In 1961 groups of volunteers made history by challenging the practice of segregated travel through the South. They called themselves Freedom Riders as they crossed racial barriers in depots and onboard buses. The 1961 Freedom Riders did not begin or end their journey in Montgomery, Alabama, but their arrival changed the city and our nation.

Freedom Riders, black and white, male and female, none of them older than 22, stepped off a bus at the Montgomery Greyhound Station on May 20, 1961. They were prepared to meet mob violence with non-violence and courage. They prepared farewell letters and wills. Their goal was to help end racial segregation in public transportation. And they did.

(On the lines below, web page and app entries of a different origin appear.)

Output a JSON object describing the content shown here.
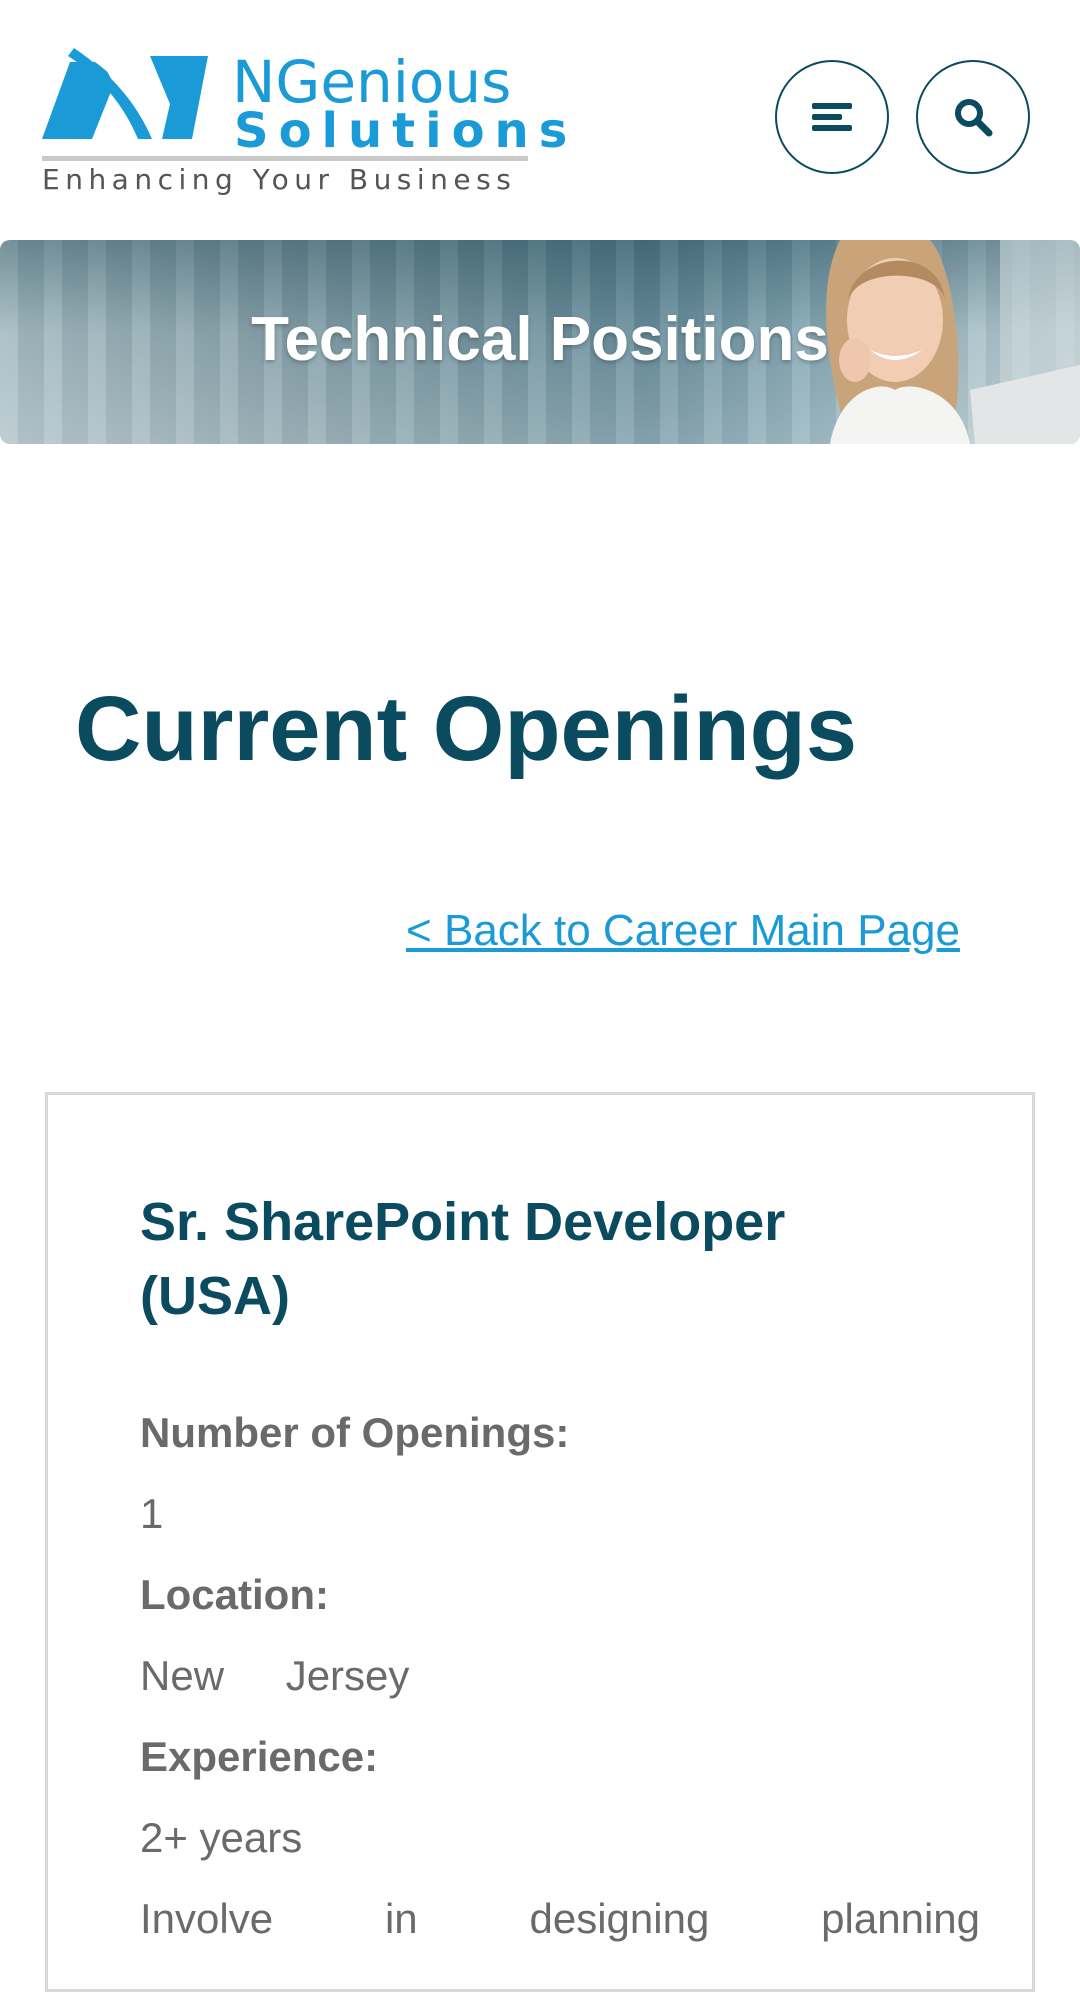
{
  "header": {
    "logo": {
      "name": "NGenious",
      "sub": "Solutions",
      "tagline": "Enhancing Your Business",
      "brand_color": "#1a9bd7"
    },
    "menu_icon": "hamburger-menu-icon",
    "search_icon": "search-icon",
    "button_border_color": "#0b4b5f"
  },
  "banner": {
    "title": "Technical Positions"
  },
  "main": {
    "title": "Current Openings",
    "back_link": "< Back to Career Main Page",
    "title_color": "#0b4b5f",
    "link_color": "#1a9bd7"
  },
  "job": {
    "title": "Sr. SharePoint Developer (USA)",
    "openings_label": "Number of Openings:",
    "openings_value": "1",
    "location_label": "Location:",
    "location_value": "New Jersey",
    "experience_label": "Experience:",
    "experience_value": "2+ years",
    "description_start": "Involve in designing planning"
  }
}
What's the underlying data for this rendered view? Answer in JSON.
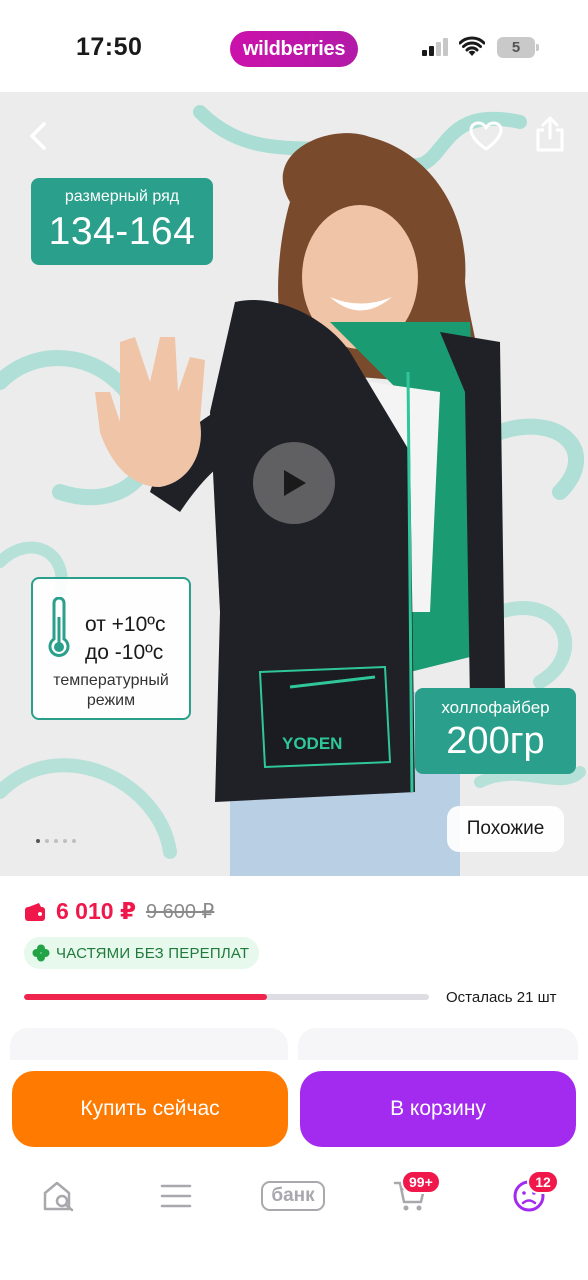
{
  "status_bar": {
    "time": "17:50",
    "logo": "wildberries",
    "battery": "5"
  },
  "hero": {
    "nav": {
      "back_icon": "chevron-left-icon",
      "favorite_icon": "heart-icon",
      "share_icon": "share-icon"
    },
    "size_badge": {
      "label": "размерный ряд",
      "value": "134-164"
    },
    "temperature_badge": {
      "line1": "от +10ºc",
      "line2": "до -10ºc",
      "caption": "температурный режим",
      "icon": "thermometer-icon"
    },
    "fiber_badge": {
      "label": "холлофайбер",
      "value": "200гр"
    },
    "print_text": "YODEN",
    "play_icon": "play-icon",
    "similar_label": "Похожие",
    "gallery": {
      "total": 5,
      "active": 1
    }
  },
  "product": {
    "price": "6 010 ₽",
    "old_price": "9 600 ₽",
    "installments_label": "ЧАСТЯМИ БЕЗ ПЕРЕПЛАТ",
    "stock": {
      "text": "Осталась 21 шт",
      "fill_fraction": 0.6
    }
  },
  "actions": {
    "buy_now": "Купить сейчас",
    "add_to_cart": "В корзину"
  },
  "tabbar": {
    "items": [
      {
        "name": "home",
        "icon": "home-search-icon"
      },
      {
        "name": "catalog",
        "icon": "menu-icon"
      },
      {
        "name": "bank",
        "label": "банк"
      },
      {
        "name": "cart",
        "icon": "cart-icon",
        "badge": "99+"
      },
      {
        "name": "profile",
        "icon": "profile-icon",
        "badge": "12"
      }
    ]
  },
  "colors": {
    "brand": "#cb11ab",
    "teal": "#2a9f8b",
    "price": "#f0174b",
    "buy": "#ff7a00",
    "cart": "#a32bef"
  }
}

Blue Star Museum: The Freedom Rides Museum proudly offers free admission to active duty military personnel and their families between Memorial Day and Labor Day.

U.S. Civil Rights Trail: The Freedom Rides Museum is now recognized as an official destination on the trail along with more than 100 locations across 14 states.

View all AHC Owned Historic Houses & Museums

Come learn how 21 young people transformed our nation's history using nonviolent protest methods.

This facility is currently not available for rentals.

Amount Ticket
$5 Adult
$4 College students, Seniors (65+), Military
$3 Children 6-18 years
Free Child under 6 years old
$12 Family- 2 adults, 2 children
Group rates available Minimum of 10 people. $1 off regular Admission. Call 334-414-8647

Driving south on I-65 take Exit 172 (Clay Street). Stay straight on Dickerson Street. Take a left on Herron Street (becomes Bibb Street). Turn right on Lee Street (becomes Court Street). The Freedom Rides Museum is up the hill on the right.

210 South Court Street, Montgomery, Alabama 36104


Site Director: Dorothy Walker

Museum: 334-414-8647